I often talk about the virtues of configuring fewer vcpu’s to increase performance in vms during training courses, and found an interesting VMware KB about the subject, which can be found here http://kb.vmware.com/selfservice/microsites/search.do?language=en_US&cmd=displayKC&externalId=1005362.

While investigating this subject, I also found that high co-stop (%CSTP) values can often be seen during virtual machine snapshot activities, and found this VMware KB on the subject http://kb.vmware.com/selfservice/microsites/search.do?language=en_US&cmd=displayKC&externalId=2000058.

And finally!  In addition I also found a very useful VMware KB for troubleshooting a virtual machine that has stopped responding comparing VMM and guest cpu usage comparison, this has a lot of documentation regarding the interpretation of cpu performance figures, and although intended for the resolution of vms that have hung does explain the metrics very well.  It can be found at http://kb.vmware.com/selfservice/microsites/search.do?language=en_US&cmd=displayKC&externalId=1017926.

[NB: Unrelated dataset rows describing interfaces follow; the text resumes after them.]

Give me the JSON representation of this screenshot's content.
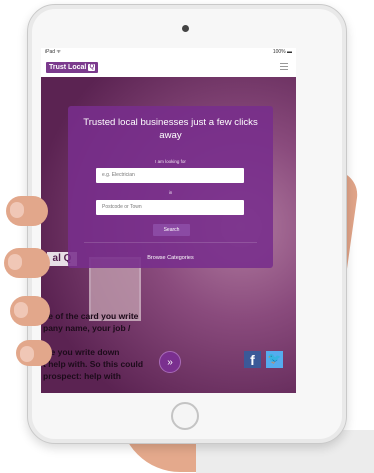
{
  "status": {
    "left": "iPad ᯤ",
    "right": "100% ▬"
  },
  "navbar": {
    "logo_text": "Trust Local",
    "logo_mark": "Q"
  },
  "hero": {
    "headline": "Trusted local businesses just a few clicks away",
    "looking_label": "I am looking for",
    "looking_placeholder": "e.g. Electrician",
    "in_label": "in",
    "location_placeholder": "Postcode or Town",
    "search_label": "Search",
    "browse_label": "Browse Categories"
  },
  "background": {
    "logo_fragment": "al Q",
    "lines": [
      "de of the card you write",
      "pany name, your job /",
      "",
      "ide you write down",
      "t help with.  So this could",
      "prospect: help with"
    ]
  },
  "footer": {
    "down_icon": "»",
    "facebook": "f",
    "twitter": "🐦"
  },
  "colors": {
    "brand": "#7b3a8d",
    "panel": "#782d8c",
    "facebook": "#3b5998",
    "twitter": "#55acee"
  }
}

Categories: vSphere
  1. No comments yet.
  1. No trackbacks yet.

Leave a Reply

Fill in your details below or click an icon to log in:

WordPress.com Logo

You are commenting using your WordPress.com account. Log Out / Change )

Twitter picture

You are commenting using your Twitter account. Log Out / Change )

Facebook photo

You are commenting using your Facebook account. Log Out / Change )

Google+ photo

You are commenting using your Google+ account. Log Out / Change )

Connecting to %s

%d bloggers like this: